> **Required work**: Nothing but an exact repetition of the entries should appear in the answer.

Excerpts from an interface dataset

Content starts

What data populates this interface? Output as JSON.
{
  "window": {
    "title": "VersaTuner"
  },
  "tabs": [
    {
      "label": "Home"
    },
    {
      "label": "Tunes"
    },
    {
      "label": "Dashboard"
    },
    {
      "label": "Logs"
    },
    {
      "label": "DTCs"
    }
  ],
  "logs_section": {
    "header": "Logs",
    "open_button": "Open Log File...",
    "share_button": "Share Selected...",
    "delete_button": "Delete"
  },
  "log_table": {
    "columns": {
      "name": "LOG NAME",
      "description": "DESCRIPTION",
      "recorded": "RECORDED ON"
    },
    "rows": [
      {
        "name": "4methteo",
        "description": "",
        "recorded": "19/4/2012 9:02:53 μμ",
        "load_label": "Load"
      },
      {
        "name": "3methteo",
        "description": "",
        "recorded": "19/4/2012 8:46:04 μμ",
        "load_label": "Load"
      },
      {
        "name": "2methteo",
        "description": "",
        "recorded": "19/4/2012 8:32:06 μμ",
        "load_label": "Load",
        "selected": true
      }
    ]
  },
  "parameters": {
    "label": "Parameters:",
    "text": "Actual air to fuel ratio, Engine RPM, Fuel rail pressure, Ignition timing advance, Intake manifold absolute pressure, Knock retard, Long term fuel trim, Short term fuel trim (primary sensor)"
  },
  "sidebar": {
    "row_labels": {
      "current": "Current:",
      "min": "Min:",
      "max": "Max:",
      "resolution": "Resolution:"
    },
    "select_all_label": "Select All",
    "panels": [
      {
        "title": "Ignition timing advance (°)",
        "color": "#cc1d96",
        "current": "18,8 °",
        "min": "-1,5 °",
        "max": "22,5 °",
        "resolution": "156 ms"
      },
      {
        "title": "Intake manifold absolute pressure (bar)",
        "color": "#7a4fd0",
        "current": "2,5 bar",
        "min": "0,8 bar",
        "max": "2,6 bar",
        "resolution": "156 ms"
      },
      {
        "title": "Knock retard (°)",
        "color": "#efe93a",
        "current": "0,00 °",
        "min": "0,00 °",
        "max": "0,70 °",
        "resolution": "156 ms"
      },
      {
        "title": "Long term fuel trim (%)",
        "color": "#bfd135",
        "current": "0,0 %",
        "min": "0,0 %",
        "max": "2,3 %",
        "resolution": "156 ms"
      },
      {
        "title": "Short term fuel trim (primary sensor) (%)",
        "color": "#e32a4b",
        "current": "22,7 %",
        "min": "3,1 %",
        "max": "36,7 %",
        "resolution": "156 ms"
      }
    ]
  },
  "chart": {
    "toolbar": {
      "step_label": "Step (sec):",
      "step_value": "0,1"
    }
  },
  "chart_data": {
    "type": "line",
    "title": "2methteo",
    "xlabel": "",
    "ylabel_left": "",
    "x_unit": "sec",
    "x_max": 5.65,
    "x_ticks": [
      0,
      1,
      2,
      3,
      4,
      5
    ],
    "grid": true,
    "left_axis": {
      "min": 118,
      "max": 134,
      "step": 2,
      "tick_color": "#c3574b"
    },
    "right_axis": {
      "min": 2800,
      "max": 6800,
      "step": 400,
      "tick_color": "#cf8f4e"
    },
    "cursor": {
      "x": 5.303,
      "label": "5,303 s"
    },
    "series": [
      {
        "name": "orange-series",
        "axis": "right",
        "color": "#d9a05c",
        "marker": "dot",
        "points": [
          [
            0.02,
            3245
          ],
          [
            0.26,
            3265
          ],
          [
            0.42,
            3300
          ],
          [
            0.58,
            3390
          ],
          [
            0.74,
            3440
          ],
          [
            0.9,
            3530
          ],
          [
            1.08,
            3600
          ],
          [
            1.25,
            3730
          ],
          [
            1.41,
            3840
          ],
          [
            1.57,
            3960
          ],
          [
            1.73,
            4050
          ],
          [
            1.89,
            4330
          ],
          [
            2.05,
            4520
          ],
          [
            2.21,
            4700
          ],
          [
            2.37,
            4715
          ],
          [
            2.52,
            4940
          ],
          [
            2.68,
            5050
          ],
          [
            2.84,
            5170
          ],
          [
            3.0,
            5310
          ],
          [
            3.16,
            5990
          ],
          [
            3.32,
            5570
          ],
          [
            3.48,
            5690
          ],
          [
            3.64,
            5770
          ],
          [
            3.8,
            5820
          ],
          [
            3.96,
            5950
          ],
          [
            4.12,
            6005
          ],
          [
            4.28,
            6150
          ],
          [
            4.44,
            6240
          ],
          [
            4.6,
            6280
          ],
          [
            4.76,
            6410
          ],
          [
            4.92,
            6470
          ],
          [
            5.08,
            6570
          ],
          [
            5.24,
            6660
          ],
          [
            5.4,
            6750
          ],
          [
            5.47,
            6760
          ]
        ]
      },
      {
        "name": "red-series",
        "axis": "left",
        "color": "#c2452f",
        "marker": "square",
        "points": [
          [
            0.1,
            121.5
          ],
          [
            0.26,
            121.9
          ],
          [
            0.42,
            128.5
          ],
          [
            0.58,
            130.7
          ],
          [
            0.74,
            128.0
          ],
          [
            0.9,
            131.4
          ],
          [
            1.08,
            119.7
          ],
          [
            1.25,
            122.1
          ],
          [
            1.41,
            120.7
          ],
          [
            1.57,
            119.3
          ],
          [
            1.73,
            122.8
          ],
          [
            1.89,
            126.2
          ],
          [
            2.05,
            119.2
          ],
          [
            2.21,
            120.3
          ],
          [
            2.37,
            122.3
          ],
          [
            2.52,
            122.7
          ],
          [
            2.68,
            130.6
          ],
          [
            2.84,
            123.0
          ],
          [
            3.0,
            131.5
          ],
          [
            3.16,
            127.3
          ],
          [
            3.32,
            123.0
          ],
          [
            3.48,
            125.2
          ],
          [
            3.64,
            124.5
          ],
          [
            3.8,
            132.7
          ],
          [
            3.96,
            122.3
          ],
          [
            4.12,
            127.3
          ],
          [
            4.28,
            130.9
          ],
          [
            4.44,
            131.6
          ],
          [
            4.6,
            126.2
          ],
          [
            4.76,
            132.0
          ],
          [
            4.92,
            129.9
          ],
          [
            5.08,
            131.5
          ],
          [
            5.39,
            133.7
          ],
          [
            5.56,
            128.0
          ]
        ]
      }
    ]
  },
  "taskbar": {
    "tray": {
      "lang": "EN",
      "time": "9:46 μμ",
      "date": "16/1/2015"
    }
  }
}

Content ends

> **Response to this exercise**:
What data populates this interface? Output as JSON.
{
  "window": {
    "title": "VersaTuner"
  },
  "tabs": [
    {
      "label": "Home"
    },
    {
      "label": "Tunes"
    },
    {
      "label": "Dashboard"
    },
    {
      "label": "Logs"
    },
    {
      "label": "DTCs"
    }
  ],
  "logs_section": {
    "header": "Logs",
    "open_button": "Open Log File...",
    "share_button": "Share Selected...",
    "delete_button": "Delete"
  },
  "log_table": {
    "columns": {
      "name": "LOG NAME",
      "description": "DESCRIPTION",
      "recorded": "RECORDED ON"
    },
    "rows": [
      {
        "name": "4methteo",
        "description": "",
        "recorded": "19/4/2012 9:02:53 μμ",
        "load_label": "Load"
      },
      {
        "name": "3methteo",
        "description": "",
        "recorded": "19/4/2012 8:46:04 μμ",
        "load_label": "Load"
      },
      {
        "name": "2methteo",
        "description": "",
        "recorded": "19/4/2012 8:32:06 μμ",
        "load_label": "Load",
        "selected": true
      }
    ]
  },
  "parameters": {
    "label": "Parameters:",
    "text": "Actual air to fuel ratio, Engine RPM, Fuel rail pressure, Ignition timing advance, Intake manifold absolute pressure, Knock retard, Long term fuel trim, Short term fuel trim (primary sensor)"
  },
  "sidebar": {
    "row_labels": {
      "current": "Current:",
      "min": "Min:",
      "max": "Max:",
      "resolution": "Resolution:"
    },
    "select_all_label": "Select All",
    "panels": [
      {
        "title": "Ignition timing advance (°)",
        "color": "#cc1d96",
        "current": "18,8 °",
        "min": "-1,5 °",
        "max": "22,5 °",
        "resolution": "156 ms"
      },
      {
        "title": "Intake manifold absolute pressure (bar)",
        "color": "#7a4fd0",
        "current": "2,5 bar",
        "min": "0,8 bar",
        "max": "2,6 bar",
        "resolution": "156 ms"
      },
      {
        "title": "Knock retard (°)",
        "color": "#efe93a",
        "current": "0,00 °",
        "min": "0,00 °",
        "max": "0,70 °",
        "resolution": "156 ms"
      },
      {
        "title": "Long term fuel trim (%)",
        "color": "#bfd135",
        "current": "0,0 %",
        "min": "0,0 %",
        "max": "2,3 %",
        "resolution": "156 ms"
      },
      {
        "title": "Short term fuel trim (primary sensor) (%)",
        "color": "#e32a4b",
        "current": "22,7 %",
        "min": "3,1 %",
        "max": "36,7 %",
        "resolution": "156 ms"
      }
    ]
  },
  "chart": {
    "toolbar": {
      "step_label": "Step (sec):",
      "step_value": "0,1"
    }
  },
  "chart_data": {
    "type": "line",
    "title": "2methteo",
    "xlabel": "",
    "ylabel_left": "",
    "x_unit": "sec",
    "x_max": 5.65,
    "x_ticks": [
      0,
      1,
      2,
      3,
      4,
      5
    ],
    "grid": true,
    "left_axis": {
      "min": 118,
      "max": 134,
      "step": 2,
      "tick_color": "#c3574b"
    },
    "right_axis": {
      "min": 2800,
      "max": 6800,
      "step": 400,
      "tick_color": "#cf8f4e"
    },
    "cursor": {
      "x": 5.303,
      "label": "5,303 s"
    },
    "series": [
      {
        "name": "orange-series",
        "axis": "right",
        "color": "#d9a05c",
        "marker": "dot",
        "points": [
          [
            0.02,
            3245
          ],
          [
            0.26,
            3265
          ],
          [
            0.42,
            3300
          ],
          [
            0.58,
            3390
          ],
          [
            0.74,
            3440
          ],
          [
            0.9,
            3530
          ],
          [
            1.08,
            3600
          ],
          [
            1.25,
            3730
          ],
          [
            1.41,
            3840
          ],
          [
            1.57,
            3960
          ],
          [
            1.73,
            4050
          ],
          [
            1.89,
            4330
          ],
          [
            2.05,
            4520
          ],
          [
            2.21,
            4700
          ],
          [
            2.37,
            4715
          ],
          [
            2.52,
            4940
          ],
          [
            2.68,
            5050
          ],
          [
            2.84,
            5170
          ],
          [
            3.0,
            5310
          ],
          [
            3.16,
            5990
          ],
          [
            3.32,
            5570
          ],
          [
            3.48,
            5690
          ],
          [
            3.64,
            5770
          ],
          [
            3.8,
            5820
          ],
          [
            3.96,
            5950
          ],
          [
            4.12,
            6005
          ],
          [
            4.28,
            6150
          ],
          [
            4.44,
            6240
          ],
          [
            4.6,
            6280
          ],
          [
            4.76,
            6410
          ],
          [
            4.92,
            6470
          ],
          [
            5.08,
            6570
          ],
          [
            5.24,
            6660
          ],
          [
            5.4,
            6750
          ],
          [
            5.47,
            6760
          ]
        ]
      },
      {
        "name": "red-series",
        "axis": "left",
        "color": "#c2452f",
        "marker": "square",
        "points": [
          [
            0.1,
            121.5
          ],
          [
            0.26,
            121.9
          ],
          [
            0.42,
            128.5
          ],
          [
            0.58,
            130.7
          ],
          [
            0.74,
            128.0
          ],
          [
            0.9,
            131.4
          ],
          [
            1.08,
            119.7
          ],
          [
            1.25,
            122.1
          ],
          [
            1.41,
            120.7
          ],
          [
            1.57,
            119.3
          ],
          [
            1.73,
            122.8
          ],
          [
            1.89,
            126.2
          ],
          [
            2.05,
            119.2
          ],
          [
            2.21,
            120.3
          ],
          [
            2.37,
            122.3
          ],
          [
            2.52,
            122.7
          ],
          [
            2.68,
            130.6
          ],
          [
            2.84,
            123.0
          ],
          [
            3.0,
            131.5
          ],
          [
            3.16,
            127.3
          ],
          [
            3.32,
            123.0
          ],
          [
            3.48,
            125.2
          ],
          [
            3.64,
            124.5
          ],
          [
            3.8,
            132.7
          ],
          [
            3.96,
            122.3
          ],
          [
            4.12,
            127.3
          ],
          [
            4.28,
            130.9
          ],
          [
            4.44,
            131.6
          ],
          [
            4.6,
            126.2
          ],
          [
            4.76,
            132.0
          ],
          [
            4.92,
            129.9
          ],
          [
            5.08,
            131.5
          ],
          [
            5.39,
            133.7
          ],
          [
            5.56,
            128.0
          ]
        ]
      }
    ]
  },
  "taskbar": {
    "tray": {
      "lang": "EN",
      "time": "9:46 μμ",
      "date": "16/1/2015"
    }
  }
}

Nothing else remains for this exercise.